> **TASK REQUIREMENTS**
With the images removed, return every line below exactly as it reads.

> **RECORDS PROVIDED**
* * *
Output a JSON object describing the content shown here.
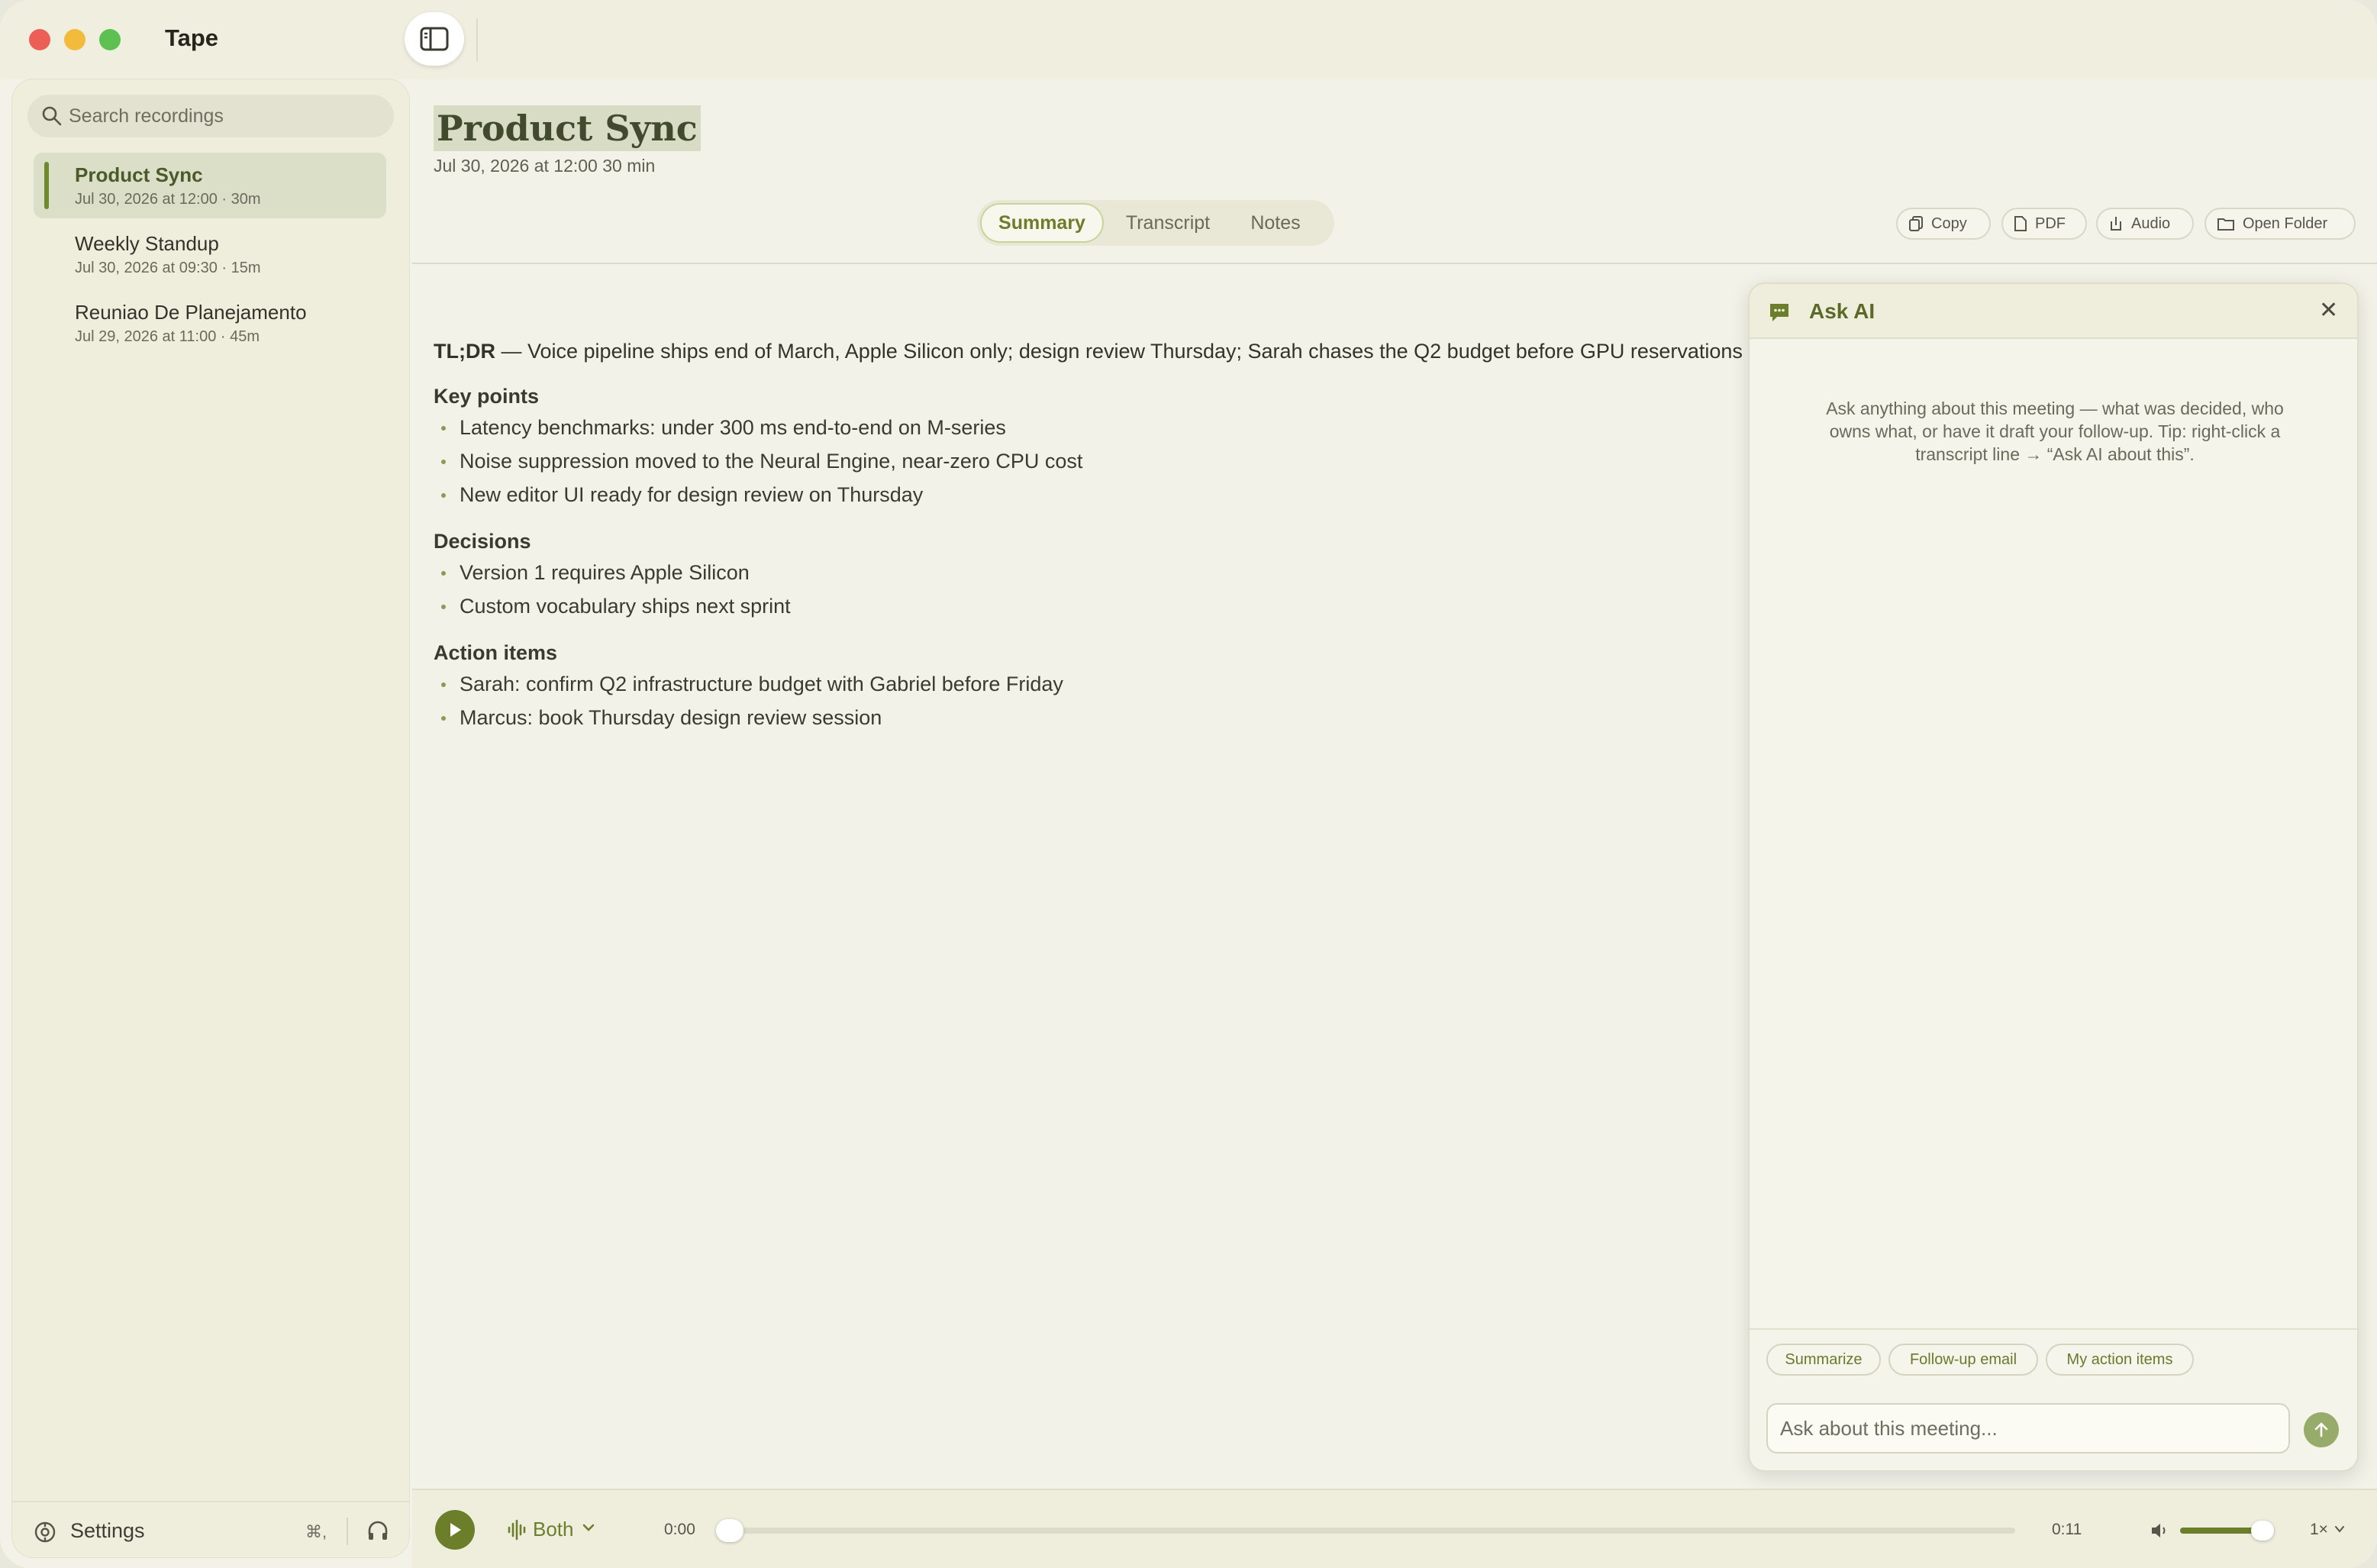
{
  "app": {
    "title": "Tape"
  },
  "sidebar": {
    "search_placeholder": "Search recordings",
    "recordings": [
      {
        "name": "Product Sync",
        "meta": "Jul 30, 2026 at 12:00  · 30m",
        "active": true
      },
      {
        "name": "Weekly Standup",
        "meta": "Jul 30, 2026 at 09:30  · 15m",
        "active": false
      },
      {
        "name": "Reuniao De Planejamento",
        "meta": "Jul 29, 2026 at 11:00  · 45m",
        "active": false
      }
    ],
    "footer": {
      "settings_label": "Settings",
      "shortcut": "⌘,"
    }
  },
  "document": {
    "title": "Product Sync",
    "meta": "Jul 30, 2026 at 12:00   30 min",
    "tabs": [
      "Summary",
      "Transcript",
      "Notes"
    ],
    "active_tab": "Summary",
    "actions": [
      "Copy",
      "PDF",
      "Audio",
      "Open Folder"
    ]
  },
  "summary": {
    "tldr_label": "TL;DR",
    "tldr_text": " — Voice pipeline ships end of March, Apple Silicon only; design review Thursday; Sarah chases the Q2 budget before GPU reservations",
    "sections": [
      {
        "heading": "Key points",
        "items": [
          "Latency benchmarks: under 300 ms end-to-end on M-series",
          "Noise suppression moved to the Neural Engine, near-zero CPU cost",
          "New editor UI ready for design review on Thursday"
        ]
      },
      {
        "heading": "Decisions",
        "items": [
          "Version 1 requires Apple Silicon",
          "Custom vocabulary ships next sprint"
        ]
      },
      {
        "heading": "Action items",
        "items": [
          "Sarah: confirm Q2 infrastructure budget with Gabriel before Friday",
          "Marcus: book Thursday design review session"
        ]
      }
    ]
  },
  "ask_ai": {
    "title": "Ask AI",
    "intro": "Ask anything about this meeting — what was decided, who owns what, or have it draft your follow-up. Tip: right-click a transcript line → “Ask AI about this”.",
    "suggestions": [
      "Summarize",
      "Follow-up email",
      "My action items"
    ],
    "input_placeholder": "Ask about this meeting..."
  },
  "player": {
    "source": "Both",
    "time_current": "0:00",
    "time_total": "0:11",
    "progress": 0.0,
    "volume": 0.85,
    "speed": "1×"
  },
  "colors": {
    "accent": "#6b7f2a",
    "accent_light": "#97ac6a",
    "background": "#f3f2e8",
    "sidebar": "#efeddc"
  }
}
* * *
> **REPLY**
Output a JSON object describing the content shown here.
{
  "app": {
    "title": "Tape"
  },
  "sidebar": {
    "search_placeholder": "Search recordings",
    "recordings": [
      {
        "name": "Product Sync",
        "meta": "Jul 30, 2026 at 12:00  · 30m",
        "active": true
      },
      {
        "name": "Weekly Standup",
        "meta": "Jul 30, 2026 at 09:30  · 15m",
        "active": false
      },
      {
        "name": "Reuniao De Planejamento",
        "meta": "Jul 29, 2026 at 11:00  · 45m",
        "active": false
      }
    ],
    "footer": {
      "settings_label": "Settings",
      "shortcut": "⌘,"
    }
  },
  "document": {
    "title": "Product Sync",
    "meta": "Jul 30, 2026 at 12:00   30 min",
    "tabs": [
      "Summary",
      "Transcript",
      "Notes"
    ],
    "active_tab": "Summary",
    "actions": [
      "Copy",
      "PDF",
      "Audio",
      "Open Folder"
    ]
  },
  "summary": {
    "tldr_label": "TL;DR",
    "tldr_text": " — Voice pipeline ships end of March, Apple Silicon only; design review Thursday; Sarah chases the Q2 budget before GPU reservations",
    "sections": [
      {
        "heading": "Key points",
        "items": [
          "Latency benchmarks: under 300 ms end-to-end on M-series",
          "Noise suppression moved to the Neural Engine, near-zero CPU cost",
          "New editor UI ready for design review on Thursday"
        ]
      },
      {
        "heading": "Decisions",
        "items": [
          "Version 1 requires Apple Silicon",
          "Custom vocabulary ships next sprint"
        ]
      },
      {
        "heading": "Action items",
        "items": [
          "Sarah: confirm Q2 infrastructure budget with Gabriel before Friday",
          "Marcus: book Thursday design review session"
        ]
      }
    ]
  },
  "ask_ai": {
    "title": "Ask AI",
    "intro": "Ask anything about this meeting — what was decided, who owns what, or have it draft your follow-up. Tip: right-click a transcript line → “Ask AI about this”.",
    "suggestions": [
      "Summarize",
      "Follow-up email",
      "My action items"
    ],
    "input_placeholder": "Ask about this meeting..."
  },
  "player": {
    "source": "Both",
    "time_current": "0:00",
    "time_total": "0:11",
    "progress": 0.0,
    "volume": 0.85,
    "speed": "1×"
  },
  "colors": {
    "accent": "#6b7f2a",
    "accent_light": "#97ac6a",
    "background": "#f3f2e8",
    "sidebar": "#efeddc"
  }
}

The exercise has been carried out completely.